§ What the exercise asks
Give all the lines below again, exactly, with no pictures.

Interface dataset entries:
—————

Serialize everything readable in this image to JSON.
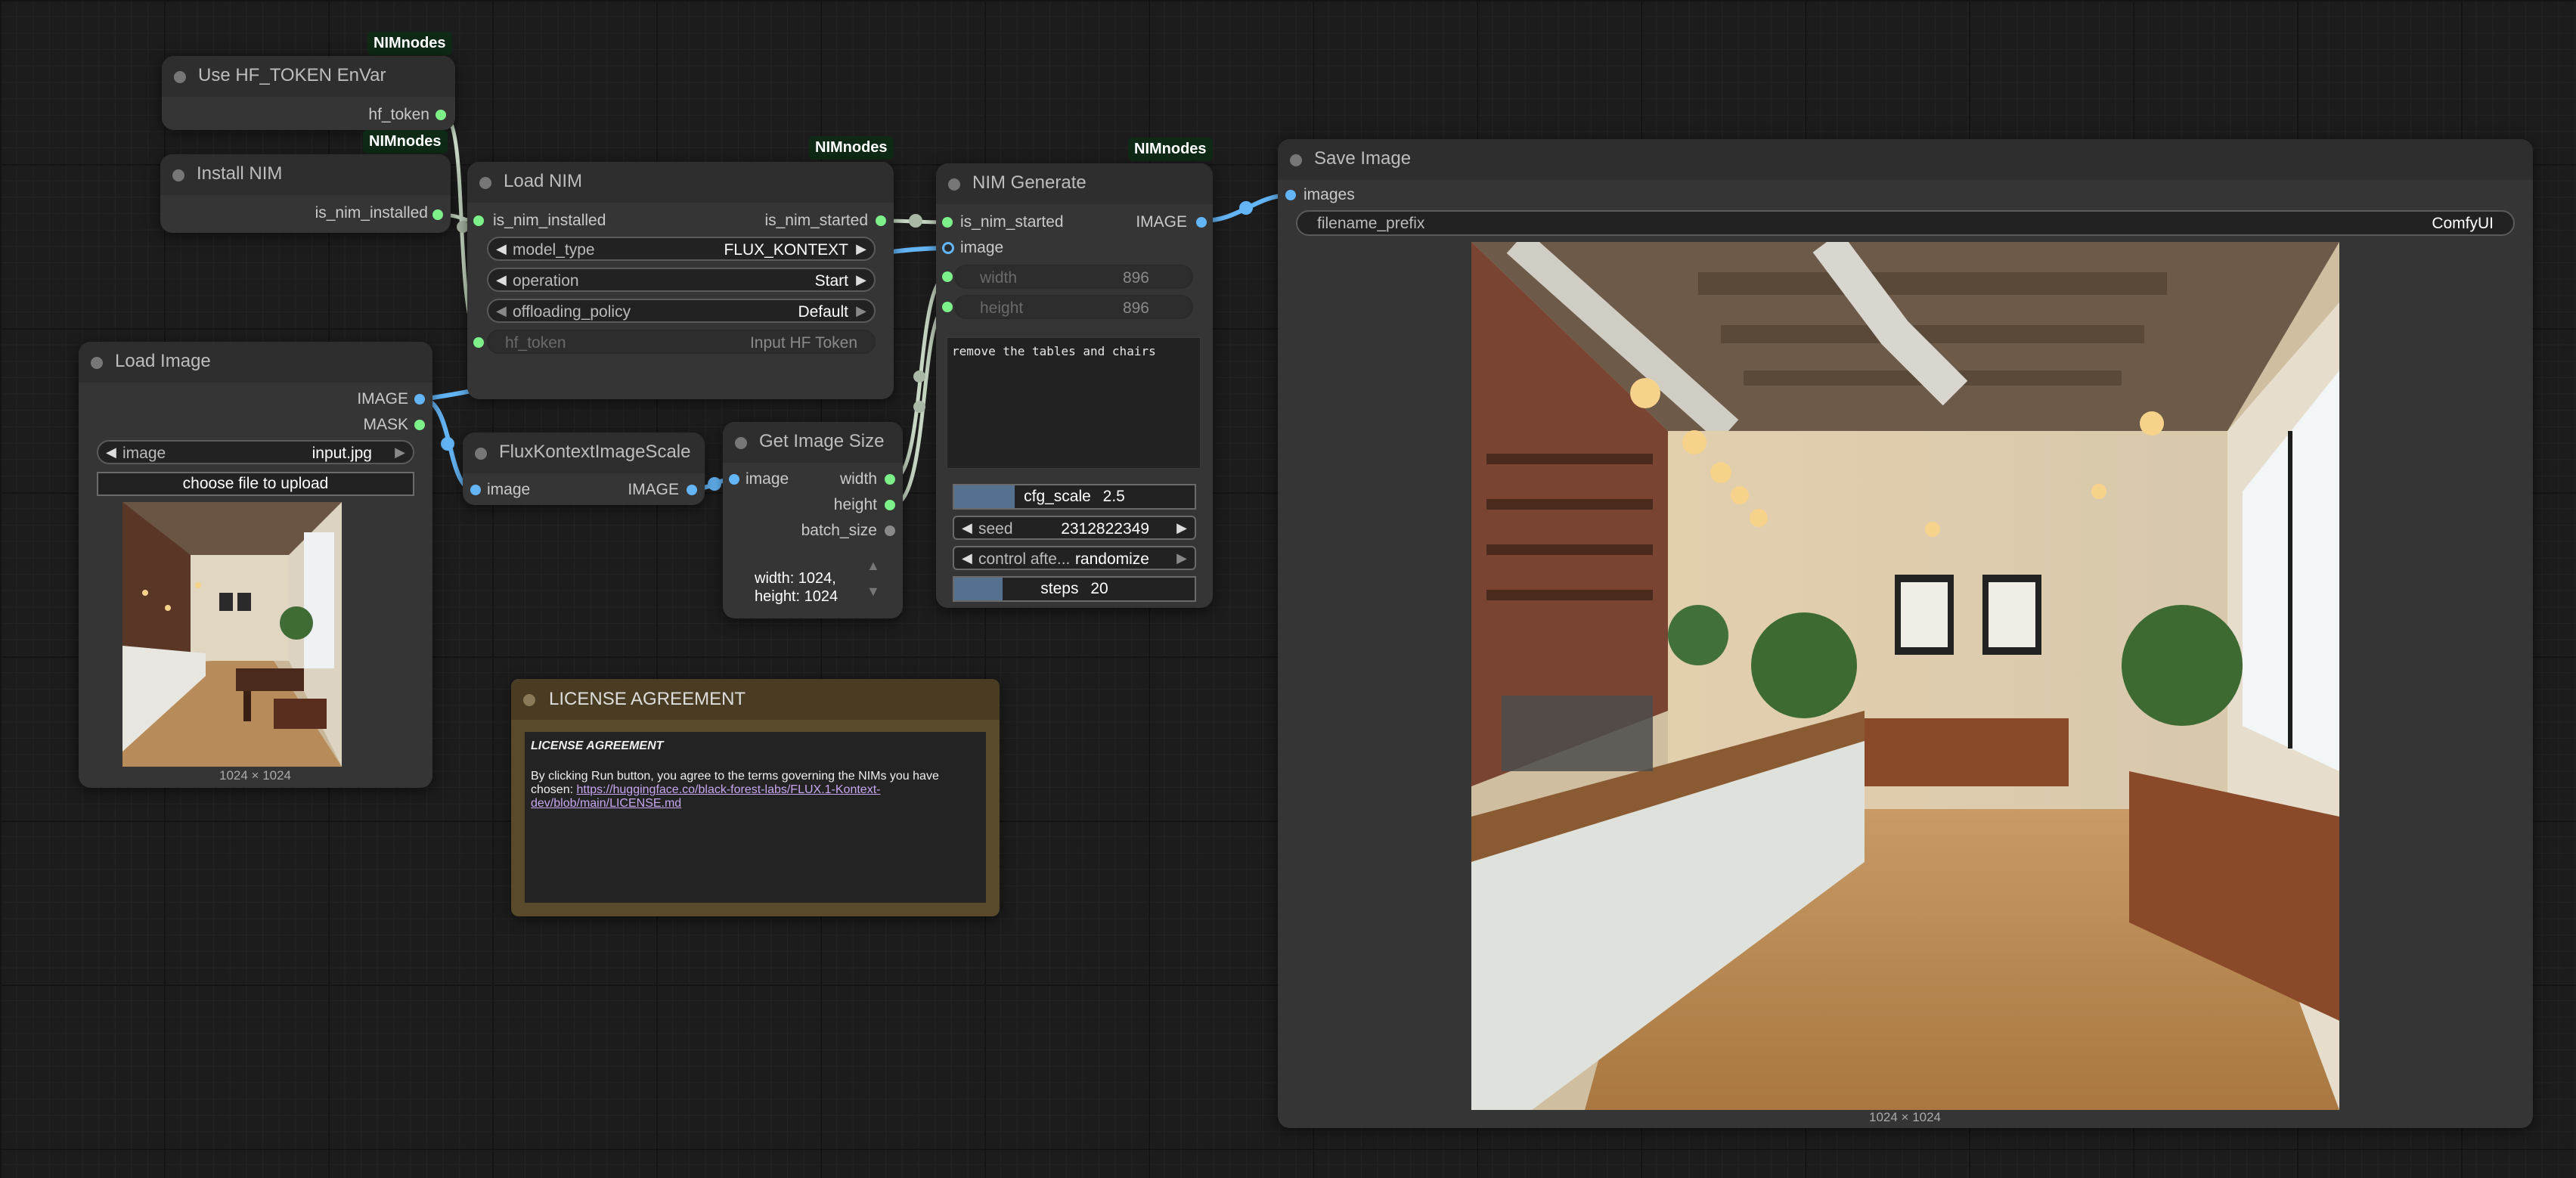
{
  "colors": {
    "canvas_bg": "#1c1c1c",
    "node_bg": "#353535",
    "badge_bg": "#0e2a16",
    "pin_green": "#7df08a",
    "pin_blue": "#64b5f6",
    "license_frame": "#5a4a2c",
    "slider_fill": "#56718f"
  },
  "nodes": {
    "use_hf_token": {
      "title": "Use HF_TOKEN EnVar",
      "badge": "NIMnodes",
      "outputs": [
        "hf_token"
      ]
    },
    "install_nim": {
      "title": "Install NIM",
      "badge": "NIMnodes",
      "outputs": [
        "is_nim_installed"
      ]
    },
    "load_nim": {
      "title": "Load NIM",
      "badge": "NIMnodes",
      "input": "is_nim_installed",
      "output": "is_nim_started",
      "widgets": [
        {
          "label": "model_type",
          "value": "FLUX_KONTEXT"
        },
        {
          "label": "operation",
          "value": "Start"
        },
        {
          "label": "offloading_policy",
          "value": "Default"
        },
        {
          "label": "hf_token",
          "value": "Input HF Token"
        }
      ]
    },
    "load_image": {
      "title": "Load Image",
      "outputs": [
        "IMAGE",
        "MASK"
      ],
      "image_widget": {
        "label": "image",
        "value": "input.jpg"
      },
      "upload_button": "choose file to upload",
      "preview_caption": "1024 × 1024"
    },
    "flux_scale": {
      "title": "FluxKontextImageScale",
      "input": "image",
      "output": "IMAGE"
    },
    "get_image_size": {
      "title": "Get Image Size",
      "input": "image",
      "outputs": [
        "width",
        "height",
        "batch_size"
      ],
      "info_line1": "width: 1024,",
      "info_line2": "height: 1024"
    },
    "nim_generate": {
      "title": "NIM Generate",
      "badge": "NIMnodes",
      "inputs": [
        "is_nim_started",
        "image"
      ],
      "output": "IMAGE",
      "dim_widgets": [
        {
          "label": "width",
          "value": "896"
        },
        {
          "label": "height",
          "value": "896"
        }
      ],
      "prompt": "remove the tables and chairs",
      "cfg_scale": {
        "label": "cfg_scale",
        "value": "2.5",
        "fill": 0.25
      },
      "seed": {
        "label": "seed",
        "value": "2312822349"
      },
      "control": {
        "label": "control afte...",
        "value": "randomize"
      },
      "steps": {
        "label": "steps",
        "value": "20",
        "fill": 0.2
      }
    },
    "save_image": {
      "title": "Save Image",
      "input": "images",
      "widget": {
        "label": "filename_prefix",
        "value": "ComfyUI"
      },
      "preview_caption": "1024 × 1024"
    },
    "license": {
      "title": "LICENSE AGREEMENT",
      "heading": "LICENSE AGREEMENT",
      "text": "By clicking Run button, you agree to the terms governing the NIMs you have chosen: ",
      "link_line1": "https://huggingface.co/black-forest-labs/FLUX.1-Kontext-",
      "link_line2": "dev/blob/main/LICENSE.md"
    }
  }
}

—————

§ Response box
Serialize everything readable in this image to JSON.
{
  "colors": {
    "canvas_bg": "#1c1c1c",
    "node_bg": "#353535",
    "badge_bg": "#0e2a16",
    "pin_green": "#7df08a",
    "pin_blue": "#64b5f6",
    "license_frame": "#5a4a2c",
    "slider_fill": "#56718f"
  },
  "nodes": {
    "use_hf_token": {
      "title": "Use HF_TOKEN EnVar",
      "badge": "NIMnodes",
      "outputs": [
        "hf_token"
      ]
    },
    "install_nim": {
      "title": "Install NIM",
      "badge": "NIMnodes",
      "outputs": [
        "is_nim_installed"
      ]
    },
    "load_nim": {
      "title": "Load NIM",
      "badge": "NIMnodes",
      "input": "is_nim_installed",
      "output": "is_nim_started",
      "widgets": [
        {
          "label": "model_type",
          "value": "FLUX_KONTEXT"
        },
        {
          "label": "operation",
          "value": "Start"
        },
        {
          "label": "offloading_policy",
          "value": "Default"
        },
        {
          "label": "hf_token",
          "value": "Input HF Token"
        }
      ]
    },
    "load_image": {
      "title": "Load Image",
      "outputs": [
        "IMAGE",
        "MASK"
      ],
      "image_widget": {
        "label": "image",
        "value": "input.jpg"
      },
      "upload_button": "choose file to upload",
      "preview_caption": "1024 × 1024"
    },
    "flux_scale": {
      "title": "FluxKontextImageScale",
      "input": "image",
      "output": "IMAGE"
    },
    "get_image_size": {
      "title": "Get Image Size",
      "input": "image",
      "outputs": [
        "width",
        "height",
        "batch_size"
      ],
      "info_line1": "width: 1024,",
      "info_line2": "height: 1024"
    },
    "nim_generate": {
      "title": "NIM Generate",
      "badge": "NIMnodes",
      "inputs": [
        "is_nim_started",
        "image"
      ],
      "output": "IMAGE",
      "dim_widgets": [
        {
          "label": "width",
          "value": "896"
        },
        {
          "label": "height",
          "value": "896"
        }
      ],
      "prompt": "remove the tables and chairs",
      "cfg_scale": {
        "label": "cfg_scale",
        "value": "2.5",
        "fill": 0.25
      },
      "seed": {
        "label": "seed",
        "value": "2312822349"
      },
      "control": {
        "label": "control afte...",
        "value": "randomize"
      },
      "steps": {
        "label": "steps",
        "value": "20",
        "fill": 0.2
      }
    },
    "save_image": {
      "title": "Save Image",
      "input": "images",
      "widget": {
        "label": "filename_prefix",
        "value": "ComfyUI"
      },
      "preview_caption": "1024 × 1024"
    },
    "license": {
      "title": "LICENSE AGREEMENT",
      "heading": "LICENSE AGREEMENT",
      "text": "By clicking Run button, you agree to the terms governing the NIMs you have chosen: ",
      "link_line1": "https://huggingface.co/black-forest-labs/FLUX.1-Kontext-",
      "link_line2": "dev/blob/main/LICENSE.md"
    }
  }
}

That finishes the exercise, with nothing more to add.